Skip to main content

Cowboys Raise $50,000 For Salvation Army At Reliant Home Run Derby

ARLINGTON, Texas– J.J. Wilcox clearly knows how to make contact and hit with power – and not just in the defensive backfield.

Wilcox, who was all-conference as a baseball player in high school, ran away with the Cowboys' fourth-annual Reliant Home Run Derby on Tuesday at Globe Life Park in Arlington. The third-year safety blasted an absurd 22 hits and 15 home runs on the day to win the event.

"It took me back to my old glory days in high school," Wilcox said. "I thought I was a stud, but not much of a stud. It was fun to go back and reminisce a little bit."

More important than the hits themselves was the money raised for The Salvation Army, however. Each base hit in the competition earned a $100 donation from Reliant to the Gene and Jerry Jones North Texas Youth Education Town of The Salvation Army Arlington. Each home run ball earned a whopping $500.

See photos from the Cowboys' annual Reliant Home Run Derby benefiting the Salvation Army @ Globe Life Park in Arlington, TX.

All told, Wilcox raised $9,700 for The Salvation Army just on his own. The rest of the Cowboys' batters – Jason Garrett, Jason Witten, Tyron Smith, Tyrone Crawford, Travis Frederick, Barry Church, Zack Martin, Brandon Carr and Terrance Williams – combined to push the total to $50,000 on the afternoon.
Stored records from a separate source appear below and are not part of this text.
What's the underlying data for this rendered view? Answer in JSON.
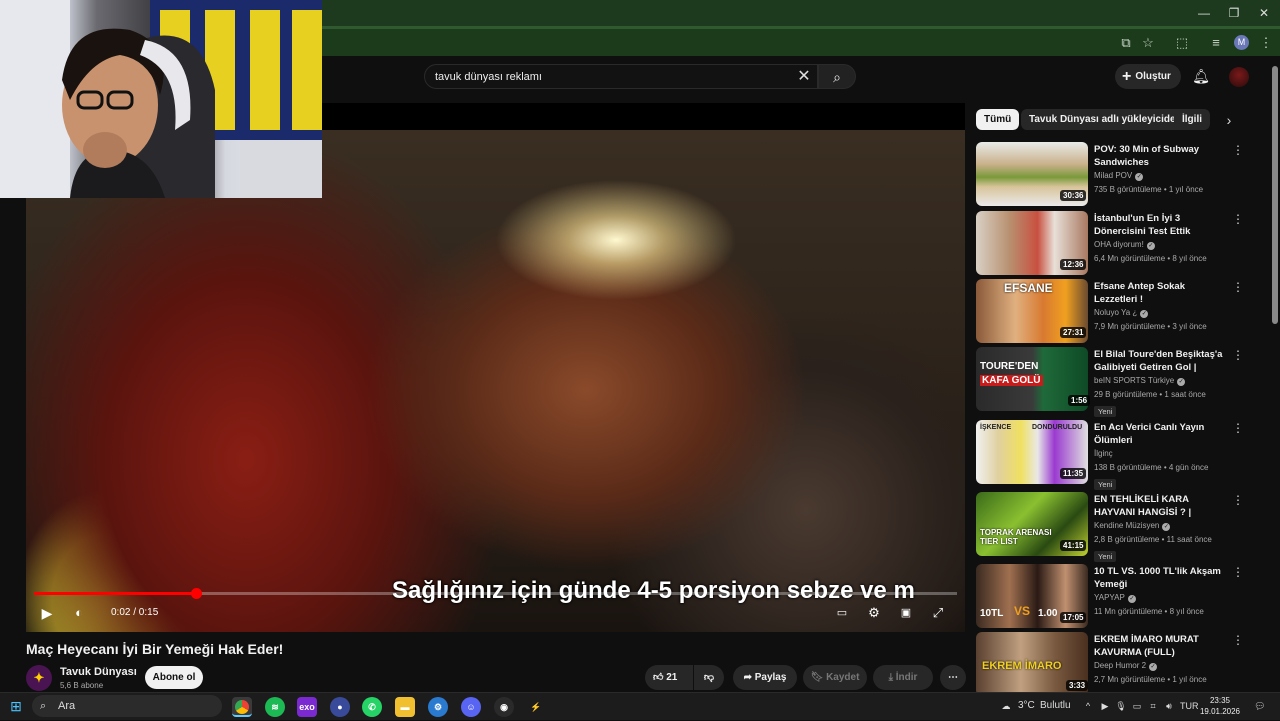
{
  "search": {
    "query": "tavuk dünyası reklamı",
    "placeholder": "Ara"
  },
  "header": {
    "create_label": "Oluştur"
  },
  "browser": {
    "profile_initial": "M"
  },
  "player": {
    "subtitle": "Sağlığınız için günde 4-5 porsiyon sebze ve m",
    "time": "0:02 / 0:15",
    "progress": 0.175
  },
  "video": {
    "title": "Maç Heyecanı İyi Bir Yemeği Hak Eder!",
    "channel": "Tavuk Dünyası",
    "subscribers": "5,6 B abone",
    "subscribe_label": "Abone ol",
    "likes": "21",
    "share_label": "Paylaş",
    "save_label": "Kaydet",
    "download_label": "İndir"
  },
  "chips": [
    "Tümü",
    "Tavuk Dünyası adlı yükleyiciden",
    "İlgili"
  ],
  "recommendations": [
    {
      "title": "POV: 30 Min of Subway Sandwiches",
      "channel": "Milad POV",
      "meta": "735 B görüntüleme • 1 yıl önce",
      "duration": "30:36",
      "badge": ""
    },
    {
      "title": "İstanbul'un En İyi 3 Dönercisini Test Ettik",
      "channel": "OHA diyorum!",
      "meta": "6,4 Mn görüntüleme • 8 yıl önce",
      "duration": "12:36",
      "badge": ""
    },
    {
      "title": "Efsane Antep Sokak Lezzetleri !",
      "channel": "Noluyo Ya ¿",
      "meta": "7,9 Mn görüntüleme • 3 yıl önce",
      "duration": "27:31",
      "badge": ""
    },
    {
      "title": "El Bilal Toure'den Beşiktaş'a Galibiyeti Getiren Gol | Beşikta...",
      "channel": "beIN SPORTS Türkiye",
      "meta": "29 B görüntüleme • 1 saat önce",
      "duration": "1:56",
      "badge": "Yeni"
    },
    {
      "title": "En Acı Verici Canlı Yayın Ölümleri",
      "channel": "İlginç",
      "meta": "138 B görüntüleme • 4 gün önce",
      "duration": "11:35",
      "badge": "Yeni"
    },
    {
      "title": "EN TEHLİKELİ KARA HAYVANI HANGİSİ ? | TOPRAK ARENASI...",
      "channel": "Kendine Müzisyen",
      "meta": "2,8 B görüntüleme • 11 saat önce",
      "duration": "41:15",
      "badge": "Yeni"
    },
    {
      "title": "10 TL VS. 1000 TL'lik Akşam Yemeği",
      "channel": "YAPYAP",
      "meta": "11 Mn görüntüleme • 8 yıl önce",
      "duration": "17:05",
      "badge": ""
    },
    {
      "title": "EKREM İMARO MURAT KAVURMA (FULL)",
      "channel": "Deep Humor 2",
      "meta": "2,7 Mn görüntüleme • 1 yıl önce",
      "duration": "3:33",
      "badge": ""
    }
  ],
  "thumb_text": {
    "t3": "EFSANE",
    "t4a": "TOURE'DEN",
    "t4b": "KAFA GOLÜ",
    "t5a": "İŞKENCE",
    "t5b": "DONDURULDU",
    "t6": "TOPRAK ARENASI TIER LIST",
    "t7a": "10TL",
    "t7b": "VS",
    "t7c": "1.00",
    "t8": "EKREM İMARO"
  },
  "taskbar": {
    "search_label": "Ara",
    "weather": "3°C",
    "weather_desc": "Bulutlu",
    "lang": "TUR",
    "time": "23:35",
    "date": "19.01.2026"
  },
  "colors": {
    "accent": "#ff0000",
    "chrome_frame": "#1e3a1e",
    "background": "#0f0f0f"
  }
}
"Reliant is stepping up to the plate to give back to the communities we serve, and we share this passion with our partners, the Dallas Cowboys and Texas Rangers," said Bill Clayton, Executive Director, NRG Retail Charitable Foundation. "The Salvation Army is an exceptional organization that answers the critical needs of the Dallas/Fort Worth area and communities across the country, and we're happy to support it in this mission."

Wilcox wasn't the only Cowboy to step up to the plate in a big way, as both Garrett and Witten enjoyed big afternoons. Garrett managed an event-best 27 hits, and he added four home runs, while Witten hit 26 base hits and six home runs.

Garrett has traditionally been one of the top performers at the annual event, but he said he had an idea what he was in for when he watched Wilcox practice earlier on Tuesday afternoon.

"It took me two swings in the batting cage to know J.J. Wilcox was going to win," Garrett said. "I mean, he looks like a natural. He has such great explosiveness as an athlete, and you saw it right away. He put on a clinic out here."

Wilcox didn't just put on a clinic for his teammates, but several dozen children from the Youth Education Town were on hand to take in the event. The success of the event over the past four years, not to mention Wilcox's presence at the plate, make it a good bet he'll be invited back next spring.

"It's a great opportunity for us to come out here and try and do something we're not used to and make a little bit of a fool of ourselves and raise some money for the Youth Education Town," Frederick said. 


This article has been reproduced in a new format and may be missing content or contain faulty links. Please use the Contact Us link in our site footer to report an issue.

Related Content